Can we get back the sharp edge of the Bowie Knife forged right here in Louisiana, or did you even know that? Do you hire a guide for your yearly three day deer hunt, never leaving the office, or do you scout for days and plan every move while studying all the concepts that makes the outdoor experience come alive when hunting? Can you sharpen your own pocket knife or properly make the sounds real on a turkey call, or do you have someone do that for you too? Chances are you can’t even sight in your own deer rifle. If you saw grey sky in the morning what would you do? If the wind was out of the East what would this indicate? Do deer move high in morning or move low, and if the moon was a sickle in the sky would this be good or bad? You probably don’t notice such things, and the few that do were put on such pedestals and titled “Pro Staffers,” a commercial fantasy world, unapproachable by most of us, was created around them. Hardly remembered, the great ones died at the Alamo.

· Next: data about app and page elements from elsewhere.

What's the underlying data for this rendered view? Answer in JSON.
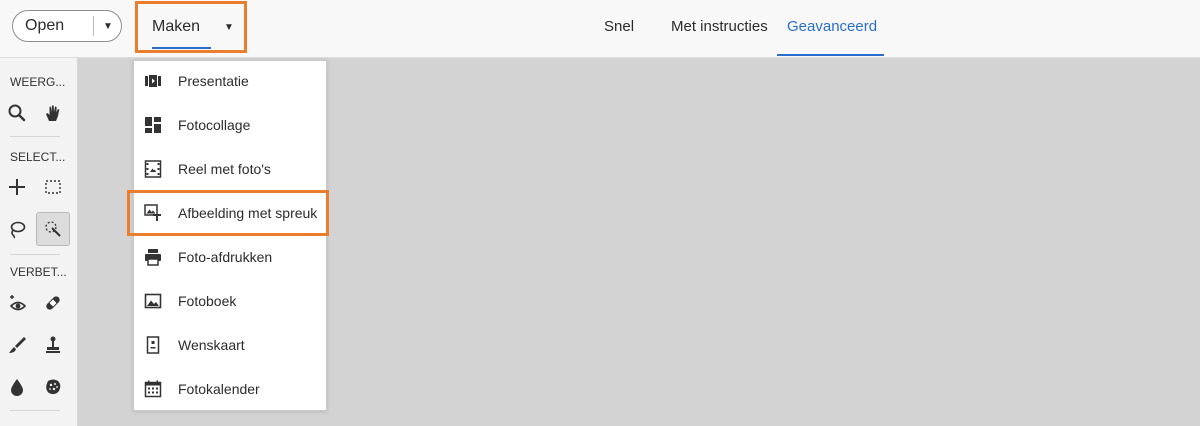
{
  "topbar": {
    "open_label": "Open",
    "maken_label": "Maken",
    "tabs": [
      {
        "label": "Snel",
        "active": false
      },
      {
        "label": "Met instructies",
        "active": false
      },
      {
        "label": "Geavanceerd",
        "active": true
      }
    ]
  },
  "toolbar": {
    "sections": [
      {
        "heading": "WEERG...",
        "tools": [
          "zoom-icon",
          "hand-icon"
        ]
      },
      {
        "heading": "SELECT...",
        "tools": [
          "move-icon",
          "marquee-icon",
          "lasso-icon",
          "quick-selection-icon"
        ]
      },
      {
        "heading": "VERBET...",
        "tools": [
          "red-eye-icon",
          "spot-healing-icon",
          "brush-icon",
          "clone-stamp-icon",
          "blur-icon",
          "sponge-icon"
        ]
      }
    ],
    "selected_tool": "quick-selection-icon"
  },
  "create_menu": {
    "items": [
      {
        "label": "Presentatie",
        "icon": "slideshow-icon"
      },
      {
        "label": "Fotocollage",
        "icon": "collage-icon"
      },
      {
        "label": "Reel met foto's",
        "icon": "film-reel-icon"
      },
      {
        "label": "Afbeelding met spreuk",
        "icon": "quote-graphic-icon",
        "highlighted": true
      },
      {
        "label": "Foto-afdrukken",
        "icon": "printer-icon"
      },
      {
        "label": "Fotoboek",
        "icon": "photo-book-icon"
      },
      {
        "label": "Wenskaart",
        "icon": "greeting-card-icon"
      },
      {
        "label": "Fotokalender",
        "icon": "calendar-icon"
      }
    ]
  },
  "colors": {
    "accent": "#2a6ecb",
    "highlight": "#e87e2e",
    "canvas": "#d3d3d3"
  }
}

Realize there are just some things that money can’t buy, recognize fantasy for what it is and learn something real. It may take some time, but it is worth it in the long run. Then do it yourself, and become a real naturalist, a sharpshooter, and perhaps an outdoor mentor, suddenly you find out there is a little Davy Crockett in all of us. Seek the path that few enter with that special urge to see what’s over the next hill, never really looking for silver and gold, just looking to see what’s out there. Bringing along your son or daughter, you may find out that showing a youngster how to perform basic outdoor skills is far better than spoiling them rotten to get them out of your hair. You see quickly, this reflects on everything else they do. “Fantasy is fun, but reality may become legend.” You might not realize it but you just might become a hero, big medicine to the kids. Call this money in the bank, with a high interest rate.
Does it take a village to raise your youth outdoorsmen? I think not. A little good parenting, some love, a little study and perhaps a trusted expert teacher or two. One suggestion for sure is to keep them away from the ever present, “Village Idiots.”
In the mean time, get yourself some old silver and maybe even a gold coin or two and carry them in your pocket. When your office buddies attempt their silly ideas upon you that you don’t necessarily agree with, recognizing this as hyped up fantasy, or just plain wrong, have them drop their pocket change on the table. The resounding dullness will be apparent. Then drop your coins on the table and let them hear the clear ringing of truth and reality, somewhere there in, is a glint of high adventure …Pass it on.